What the task requires:
Search the listing below for the word "Windows" and copy each line where it appears.
+---+
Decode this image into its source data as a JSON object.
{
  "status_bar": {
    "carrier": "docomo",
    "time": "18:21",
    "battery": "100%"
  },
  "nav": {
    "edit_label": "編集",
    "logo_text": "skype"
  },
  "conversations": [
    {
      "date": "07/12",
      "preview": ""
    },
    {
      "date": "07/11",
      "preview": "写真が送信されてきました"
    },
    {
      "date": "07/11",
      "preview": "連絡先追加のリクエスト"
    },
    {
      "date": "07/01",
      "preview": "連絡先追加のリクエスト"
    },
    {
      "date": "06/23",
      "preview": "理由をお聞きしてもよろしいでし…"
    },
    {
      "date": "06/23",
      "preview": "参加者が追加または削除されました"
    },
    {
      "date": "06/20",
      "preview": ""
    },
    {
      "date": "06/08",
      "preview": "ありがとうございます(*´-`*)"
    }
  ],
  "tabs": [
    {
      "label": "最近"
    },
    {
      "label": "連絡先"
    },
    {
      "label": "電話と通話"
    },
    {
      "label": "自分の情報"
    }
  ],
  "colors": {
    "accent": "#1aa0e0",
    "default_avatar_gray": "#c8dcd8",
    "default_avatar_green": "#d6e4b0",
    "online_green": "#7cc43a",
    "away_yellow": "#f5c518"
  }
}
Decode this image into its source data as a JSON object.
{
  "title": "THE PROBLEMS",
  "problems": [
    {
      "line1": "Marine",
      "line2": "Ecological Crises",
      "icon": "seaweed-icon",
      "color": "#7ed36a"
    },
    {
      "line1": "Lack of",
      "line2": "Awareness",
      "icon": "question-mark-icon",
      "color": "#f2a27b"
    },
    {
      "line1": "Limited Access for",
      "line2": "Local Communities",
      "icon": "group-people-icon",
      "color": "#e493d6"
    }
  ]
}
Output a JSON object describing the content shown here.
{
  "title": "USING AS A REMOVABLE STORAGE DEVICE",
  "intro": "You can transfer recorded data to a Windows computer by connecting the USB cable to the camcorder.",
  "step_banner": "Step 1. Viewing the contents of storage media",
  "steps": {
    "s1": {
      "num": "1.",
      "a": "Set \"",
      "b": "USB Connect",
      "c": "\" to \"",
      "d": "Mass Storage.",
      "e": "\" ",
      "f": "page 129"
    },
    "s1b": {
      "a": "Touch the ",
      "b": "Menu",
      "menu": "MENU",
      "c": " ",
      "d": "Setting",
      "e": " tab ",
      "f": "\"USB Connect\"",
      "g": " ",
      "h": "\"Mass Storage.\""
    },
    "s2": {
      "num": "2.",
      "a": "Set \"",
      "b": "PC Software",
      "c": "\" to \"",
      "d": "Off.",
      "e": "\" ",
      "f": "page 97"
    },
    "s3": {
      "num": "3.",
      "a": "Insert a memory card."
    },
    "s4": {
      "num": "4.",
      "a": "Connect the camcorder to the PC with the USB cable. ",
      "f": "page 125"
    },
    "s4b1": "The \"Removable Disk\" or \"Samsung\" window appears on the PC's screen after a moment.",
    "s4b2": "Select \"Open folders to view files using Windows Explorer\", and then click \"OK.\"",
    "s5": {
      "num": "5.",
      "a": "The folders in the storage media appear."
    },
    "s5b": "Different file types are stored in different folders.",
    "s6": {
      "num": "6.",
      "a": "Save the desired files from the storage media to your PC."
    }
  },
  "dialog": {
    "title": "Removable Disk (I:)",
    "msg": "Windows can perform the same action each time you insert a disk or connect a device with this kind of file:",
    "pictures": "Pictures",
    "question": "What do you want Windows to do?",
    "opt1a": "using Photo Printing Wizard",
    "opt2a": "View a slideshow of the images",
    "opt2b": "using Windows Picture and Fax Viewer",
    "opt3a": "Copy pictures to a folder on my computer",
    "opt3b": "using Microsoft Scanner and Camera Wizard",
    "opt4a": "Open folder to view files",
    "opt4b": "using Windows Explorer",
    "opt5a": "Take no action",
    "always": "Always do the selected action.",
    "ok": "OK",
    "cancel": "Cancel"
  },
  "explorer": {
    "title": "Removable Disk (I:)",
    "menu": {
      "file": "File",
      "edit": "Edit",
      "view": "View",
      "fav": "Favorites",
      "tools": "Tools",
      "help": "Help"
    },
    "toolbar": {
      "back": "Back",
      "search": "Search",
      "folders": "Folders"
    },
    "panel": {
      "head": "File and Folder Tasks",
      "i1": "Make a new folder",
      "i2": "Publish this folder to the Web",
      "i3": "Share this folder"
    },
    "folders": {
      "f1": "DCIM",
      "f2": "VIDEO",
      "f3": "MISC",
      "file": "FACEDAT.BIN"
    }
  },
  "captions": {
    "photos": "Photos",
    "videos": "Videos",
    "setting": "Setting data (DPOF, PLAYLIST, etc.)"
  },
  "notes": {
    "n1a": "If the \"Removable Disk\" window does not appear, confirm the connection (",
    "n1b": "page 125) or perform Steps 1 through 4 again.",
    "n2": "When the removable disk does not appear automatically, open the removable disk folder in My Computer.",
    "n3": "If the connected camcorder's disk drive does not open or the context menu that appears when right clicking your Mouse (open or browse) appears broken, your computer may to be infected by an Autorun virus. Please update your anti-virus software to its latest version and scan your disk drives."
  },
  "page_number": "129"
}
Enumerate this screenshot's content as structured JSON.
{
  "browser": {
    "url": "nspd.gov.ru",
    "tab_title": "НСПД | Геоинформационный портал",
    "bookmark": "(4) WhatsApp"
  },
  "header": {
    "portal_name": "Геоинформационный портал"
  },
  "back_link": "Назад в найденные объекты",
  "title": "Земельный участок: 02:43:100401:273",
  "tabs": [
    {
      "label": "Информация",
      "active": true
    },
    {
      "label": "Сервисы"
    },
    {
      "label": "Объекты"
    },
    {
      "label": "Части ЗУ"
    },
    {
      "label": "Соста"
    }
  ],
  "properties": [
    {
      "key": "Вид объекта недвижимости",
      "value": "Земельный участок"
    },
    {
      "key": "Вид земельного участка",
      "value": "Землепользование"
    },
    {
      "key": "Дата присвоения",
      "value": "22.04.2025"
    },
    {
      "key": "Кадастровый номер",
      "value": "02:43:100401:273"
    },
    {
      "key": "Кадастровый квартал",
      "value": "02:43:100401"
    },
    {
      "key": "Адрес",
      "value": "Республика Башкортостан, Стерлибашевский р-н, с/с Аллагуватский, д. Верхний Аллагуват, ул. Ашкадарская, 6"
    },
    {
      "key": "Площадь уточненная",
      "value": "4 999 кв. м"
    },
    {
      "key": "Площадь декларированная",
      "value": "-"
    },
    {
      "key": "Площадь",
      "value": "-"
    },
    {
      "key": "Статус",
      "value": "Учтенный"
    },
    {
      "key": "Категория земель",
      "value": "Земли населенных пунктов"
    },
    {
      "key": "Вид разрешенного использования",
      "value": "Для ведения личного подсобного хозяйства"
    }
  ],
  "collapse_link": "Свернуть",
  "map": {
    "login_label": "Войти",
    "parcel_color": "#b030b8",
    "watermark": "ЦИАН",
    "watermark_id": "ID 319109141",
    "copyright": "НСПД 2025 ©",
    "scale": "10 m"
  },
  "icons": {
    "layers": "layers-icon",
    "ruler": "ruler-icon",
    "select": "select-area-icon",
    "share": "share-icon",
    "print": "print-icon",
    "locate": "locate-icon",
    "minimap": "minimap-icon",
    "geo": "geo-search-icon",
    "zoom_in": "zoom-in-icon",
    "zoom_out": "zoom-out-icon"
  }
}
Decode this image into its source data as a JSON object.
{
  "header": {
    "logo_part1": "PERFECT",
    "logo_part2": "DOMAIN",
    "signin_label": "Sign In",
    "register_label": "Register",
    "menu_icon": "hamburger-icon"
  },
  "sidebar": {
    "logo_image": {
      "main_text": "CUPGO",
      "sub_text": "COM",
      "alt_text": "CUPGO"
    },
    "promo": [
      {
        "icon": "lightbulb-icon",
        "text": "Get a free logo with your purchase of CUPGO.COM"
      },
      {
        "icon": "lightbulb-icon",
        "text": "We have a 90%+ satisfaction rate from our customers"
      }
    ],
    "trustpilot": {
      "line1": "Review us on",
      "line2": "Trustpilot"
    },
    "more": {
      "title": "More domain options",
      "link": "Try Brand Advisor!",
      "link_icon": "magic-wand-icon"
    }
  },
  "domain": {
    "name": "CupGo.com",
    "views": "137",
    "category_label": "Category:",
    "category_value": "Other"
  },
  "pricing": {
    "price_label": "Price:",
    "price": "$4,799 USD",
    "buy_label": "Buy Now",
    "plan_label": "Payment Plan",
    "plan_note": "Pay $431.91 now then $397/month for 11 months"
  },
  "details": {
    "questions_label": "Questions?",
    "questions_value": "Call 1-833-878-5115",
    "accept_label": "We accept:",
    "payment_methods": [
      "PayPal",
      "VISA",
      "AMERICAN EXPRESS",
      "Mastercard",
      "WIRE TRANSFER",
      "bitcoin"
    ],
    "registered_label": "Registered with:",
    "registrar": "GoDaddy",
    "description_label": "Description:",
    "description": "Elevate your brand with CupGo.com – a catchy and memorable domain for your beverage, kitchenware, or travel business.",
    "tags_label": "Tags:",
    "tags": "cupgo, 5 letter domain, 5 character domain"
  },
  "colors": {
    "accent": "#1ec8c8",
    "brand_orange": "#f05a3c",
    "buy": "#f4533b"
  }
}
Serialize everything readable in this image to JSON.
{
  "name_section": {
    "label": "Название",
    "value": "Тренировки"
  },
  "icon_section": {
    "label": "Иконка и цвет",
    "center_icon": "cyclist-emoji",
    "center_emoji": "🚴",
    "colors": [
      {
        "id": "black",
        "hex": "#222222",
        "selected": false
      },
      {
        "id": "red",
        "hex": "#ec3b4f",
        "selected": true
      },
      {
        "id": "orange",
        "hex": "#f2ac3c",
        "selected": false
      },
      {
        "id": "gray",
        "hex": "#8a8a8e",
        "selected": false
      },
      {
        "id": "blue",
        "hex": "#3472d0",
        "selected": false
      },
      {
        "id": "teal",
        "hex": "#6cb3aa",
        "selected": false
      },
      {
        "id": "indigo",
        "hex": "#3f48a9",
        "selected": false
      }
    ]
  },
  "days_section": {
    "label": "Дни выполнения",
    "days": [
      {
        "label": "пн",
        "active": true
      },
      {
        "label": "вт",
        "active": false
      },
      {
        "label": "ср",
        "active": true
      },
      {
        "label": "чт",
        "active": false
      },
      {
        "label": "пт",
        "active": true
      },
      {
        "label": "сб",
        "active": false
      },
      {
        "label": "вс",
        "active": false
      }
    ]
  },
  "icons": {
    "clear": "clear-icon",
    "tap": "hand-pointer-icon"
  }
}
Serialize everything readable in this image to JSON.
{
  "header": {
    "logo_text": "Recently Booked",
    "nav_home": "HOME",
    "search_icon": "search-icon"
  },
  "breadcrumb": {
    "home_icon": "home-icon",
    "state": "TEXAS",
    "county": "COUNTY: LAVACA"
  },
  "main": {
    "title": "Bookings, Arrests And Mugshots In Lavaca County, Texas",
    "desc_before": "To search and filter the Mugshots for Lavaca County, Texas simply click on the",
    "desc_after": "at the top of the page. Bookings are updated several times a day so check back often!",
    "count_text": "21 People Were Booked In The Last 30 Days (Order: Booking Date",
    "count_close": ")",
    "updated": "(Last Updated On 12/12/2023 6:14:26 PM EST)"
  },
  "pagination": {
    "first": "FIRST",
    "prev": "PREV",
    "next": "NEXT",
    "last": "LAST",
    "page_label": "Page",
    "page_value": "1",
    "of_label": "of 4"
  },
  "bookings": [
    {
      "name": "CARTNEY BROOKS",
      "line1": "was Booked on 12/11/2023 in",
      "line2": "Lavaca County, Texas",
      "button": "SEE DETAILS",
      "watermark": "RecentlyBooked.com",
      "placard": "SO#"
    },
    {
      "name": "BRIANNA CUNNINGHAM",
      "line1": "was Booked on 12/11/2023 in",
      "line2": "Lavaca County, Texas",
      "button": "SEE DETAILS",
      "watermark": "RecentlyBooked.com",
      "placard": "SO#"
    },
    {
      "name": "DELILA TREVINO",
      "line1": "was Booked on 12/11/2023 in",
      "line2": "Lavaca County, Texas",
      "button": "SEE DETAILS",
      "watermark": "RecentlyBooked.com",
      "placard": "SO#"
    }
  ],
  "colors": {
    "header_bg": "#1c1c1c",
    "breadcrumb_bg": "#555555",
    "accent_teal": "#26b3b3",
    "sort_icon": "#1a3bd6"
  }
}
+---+
Output below:
  "intro": "You can transfer recorded data to a Windows computer by connecting the USB cable to the camcorder.",
    "s4b2": "Select \"Open folders to view files using Windows Explorer\", and then click \"OK.\"",
    "msg": "Windows can perform the same action each time you insert a disk or connect a device with this kind of file:",
    "question": "What do you want Windows to do?",
    "opt2b": "using Windows Picture and Fax Viewer",
    "opt4b": "using Windows Explorer",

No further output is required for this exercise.